Truth is, they are pretty scarce on the ground. There is certainly an interest in using P2P to move files around, but that has sort of been lost behind all the hype of the “cloud” these days. Apple recently obtained a P2P patent that would enforce a form of DRM, which brought wails of anger from the purists. Some bands, musical artists, and video makers have certainly become better known as a result of free distribution, particularly through sites like Youtube and similar viral sites. They have also gotten a boost from social media tools like facebook, twitter, and even Vine, getting their message out to a public who might not have known otherwise that they were out there.
However, in the music industry, the trade off has been dollar for dollar about net the same. Less recorded music sold, more concert ticket income. Those who push the free model will say that more money is going to the artists, as many artists now self promote and take a bigger part of the concert income as both an artist and a promoter. Yet, there is little discussion of the significant increases in costs to artists to pay for their tours, their promotions, their marketing, and all that goes with it. Moreover, the majority of the increase in concert ticket income seems to be more attributable to significant increases in ticket prices for the top, best known artists. Concert tickets in the US for major acts are often selling at well over $100 a seat for a 2 hour (or less sometimes) show. The rich are getting richer, it seems. For the lower end artists, it seems that more people are trying to get a piece of the remaining pie, so while more money is flowing to artists, there are also more artists taking part of it. The result is that there seems to be no real increase noted in the number of artists making a living making music.
For movies, things are worse. A perfect storm of Technology means that you can now shoot a movie in digital format that is more than good enough image quality for distribution and release. The results are that the number of films released has more than doubled, but the ticket sale income on movies hasn’t moved very much (up a small tick, mostly again because of higher ticket prices on 3D movies). Simple math says that with more movies and the same income, the average income per film is dropping rapidly. Moreover, with the “digital world” (aka piracy) eating away at DVD sales and other post release income streams, it’s getting harder to make a profitable product. There is really some huge gaps out there.
The free revolution is perhaps already starting to fade in some ways. It has been more recently replaced with the Kickstarter style concept of selling an idea (or a prototype example) to a public who “funds” your project before they deliver to you. Many gaming companies are doing this sort of thing, basically asking to be paid for what often seems to turn out to be a beta product. There are successes and failures in this model, which seems to shift the burden of risk away from company owners and onto the public. There have been a few notable failures and blow ups, many controversies and little proof that this really advances things very much. Most critics agree, especially in the music business, Kickstarter type projects tend to look way too much like begging and way too little like believing in your own product.

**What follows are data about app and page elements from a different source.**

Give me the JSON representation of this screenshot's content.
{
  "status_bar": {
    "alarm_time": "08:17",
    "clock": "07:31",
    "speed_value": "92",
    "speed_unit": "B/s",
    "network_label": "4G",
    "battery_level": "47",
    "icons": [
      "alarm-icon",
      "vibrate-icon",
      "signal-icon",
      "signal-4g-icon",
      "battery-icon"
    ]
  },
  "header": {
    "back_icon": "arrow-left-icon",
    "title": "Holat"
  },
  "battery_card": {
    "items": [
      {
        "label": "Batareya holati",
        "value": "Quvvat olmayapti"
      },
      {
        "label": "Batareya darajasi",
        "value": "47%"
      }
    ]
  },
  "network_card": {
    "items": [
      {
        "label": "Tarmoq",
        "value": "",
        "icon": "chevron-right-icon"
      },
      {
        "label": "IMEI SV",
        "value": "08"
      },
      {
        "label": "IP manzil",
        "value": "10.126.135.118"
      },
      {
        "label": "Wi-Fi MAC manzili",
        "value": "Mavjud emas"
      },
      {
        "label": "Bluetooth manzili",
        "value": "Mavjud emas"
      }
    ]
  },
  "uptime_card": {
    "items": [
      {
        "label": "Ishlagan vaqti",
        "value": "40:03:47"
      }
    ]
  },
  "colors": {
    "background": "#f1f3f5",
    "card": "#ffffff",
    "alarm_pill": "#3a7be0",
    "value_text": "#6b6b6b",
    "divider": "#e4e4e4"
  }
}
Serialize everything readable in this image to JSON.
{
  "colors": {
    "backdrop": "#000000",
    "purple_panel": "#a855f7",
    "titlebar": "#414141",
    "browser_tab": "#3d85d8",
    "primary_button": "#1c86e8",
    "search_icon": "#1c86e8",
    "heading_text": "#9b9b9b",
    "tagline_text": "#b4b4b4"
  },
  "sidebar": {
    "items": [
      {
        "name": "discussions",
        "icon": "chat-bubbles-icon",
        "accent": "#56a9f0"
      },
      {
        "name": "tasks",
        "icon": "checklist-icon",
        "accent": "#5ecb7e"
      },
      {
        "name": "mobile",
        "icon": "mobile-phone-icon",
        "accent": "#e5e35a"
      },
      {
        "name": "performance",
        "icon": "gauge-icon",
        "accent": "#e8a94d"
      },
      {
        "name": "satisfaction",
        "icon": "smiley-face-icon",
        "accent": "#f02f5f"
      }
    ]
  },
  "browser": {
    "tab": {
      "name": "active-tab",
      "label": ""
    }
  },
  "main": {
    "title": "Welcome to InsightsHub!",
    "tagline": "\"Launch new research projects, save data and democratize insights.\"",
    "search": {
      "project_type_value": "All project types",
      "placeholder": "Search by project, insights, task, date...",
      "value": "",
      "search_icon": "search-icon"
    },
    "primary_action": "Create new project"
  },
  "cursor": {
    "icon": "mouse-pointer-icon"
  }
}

The free compontent is still there. Most of the money on Kickstarter projects for music is about personal access, selling off “artist sings at your house”, “artist has dinner with you”, or the infamous “artist plays miniputt with you”. Much of what is sold isn’t the music, it’s access and time. It sadly turns the process of making music into a sideline for selling fame, cheaping the real product in return for the illusion of a brush with fame.
Free may never truly go away. It’s clear however, 5 years later, that the revolution same and went, and the walls didn’t come tumbling down after all.